Plunk that CD/DVD in your computers drive. Okay. Now is the moment of truth. We've got the CD/DVD in the drive, and we're ready to go.
Restart the computer.
One Big Partition? This should now boot the Linux kernel located on your CD ROM. What you'll have to do first is partition the hard drive. There is an easy way to do this. You can dedicate the whole hard disk or non-Windows partition (depending on the type of install you're doing).
There is a better alternative? Yes. The better alternative is to partition your hard disk even further and put "parts" of Linux on separate partitions.
For example, this is the scheme that works for me: Let's take a 1 Terabyte hard drive as an example.
First, you should see how much RAM you have. From this figure, you create what's known as a SWAP partition. This is simply a way that Linux uses to get an extra memory when it runs out of free memory. Physical RAM is very very fast. Many times faster than your hard drive I/O. Your computer will put things in and out of RAM as it needs too. However, if you run out of RAM, then your computer will start to use your hard drive to temporarily save information too. This is called "SWAPPING", and is generally a bad condition to be in. Systems that are "swapping", are not able to take advantage of the very very fast RAM, and instead rely on slow disk I/O. Thus, slowing down the entire system.

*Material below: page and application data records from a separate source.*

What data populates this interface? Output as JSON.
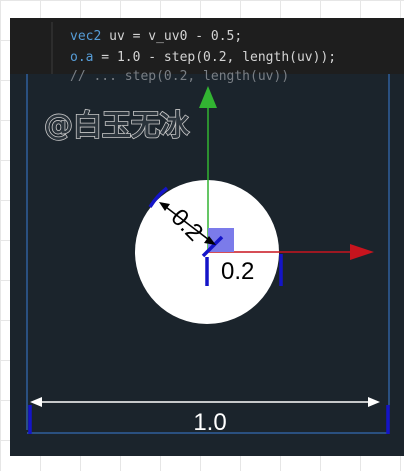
{
  "code": {
    "line1_type": "vec2",
    "line1_rest": " uv = v_uv0 - 0.5;",
    "line2_var": "o.a",
    "line2_rest": " = 1.0 - step(0.2, length(uv));",
    "line3_ghost": "// ... step(0.2, length(uv))"
  },
  "watermark": "@白玉无冰",
  "labels": {
    "radius_diagonal": "0.2",
    "radius_horizontal": "0.2",
    "width": "1.0"
  },
  "colors": {
    "panel_bg": "#1b242c",
    "code_bg": "#1e1e1e",
    "circle": "#ffffff",
    "x_axis": "#c8141e",
    "y_axis": "#32b432",
    "marker": "#1414c8",
    "origin_square": "#7b7bea"
  }
}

It is recommended that the amount of SWAP space that is allocated to a system is twice the amount of physical memory (RAM) that is installed in a computer. Of course, this depends upon the amount of hard disk space available for the system (although this "recommendation" dates way back and doesn't apply so well on modern systems).
So if you've got 8 gigabytes of RAM, the feel free to make an 16 gigabyte swap partition. In today's world, hard disk space is so plentiful, that you really can't go wrong with over doing it...
Then my partition scheme ends up looking like this:
The nice folks over a Ubuntu have written up a wonderful SWAP-FAQ. Feel free to pop over to them and read all about how to change swap sizes, and what they recommend you use when setting up a swap partition.
Assign partitions to look like this. Don't worry about the /usr and /home parts. That will come after. You must indicate here that you want / to be the bootable partition. /usr will contain most of the programs that will run on your machine. /home will contain your personal files. This kind of a partition scheme may come in handy if you have problems with your hard disk. You may be able to save information if it's located in different partitions easier than if it were only one big partition. Before we actually assign the other partitions their places and functions, we need to initialize and activate the swap partition. Do this now.
Now you should initialize the / partition - the one that will boot the Linux kernel.
Now, there is what I consider a little glitch in the Debian install. It doesn't really take into account that you want to initialize /usr and /home partitions. Don't go to the next step yet. You should go back and initialize these partitions now before proceeding.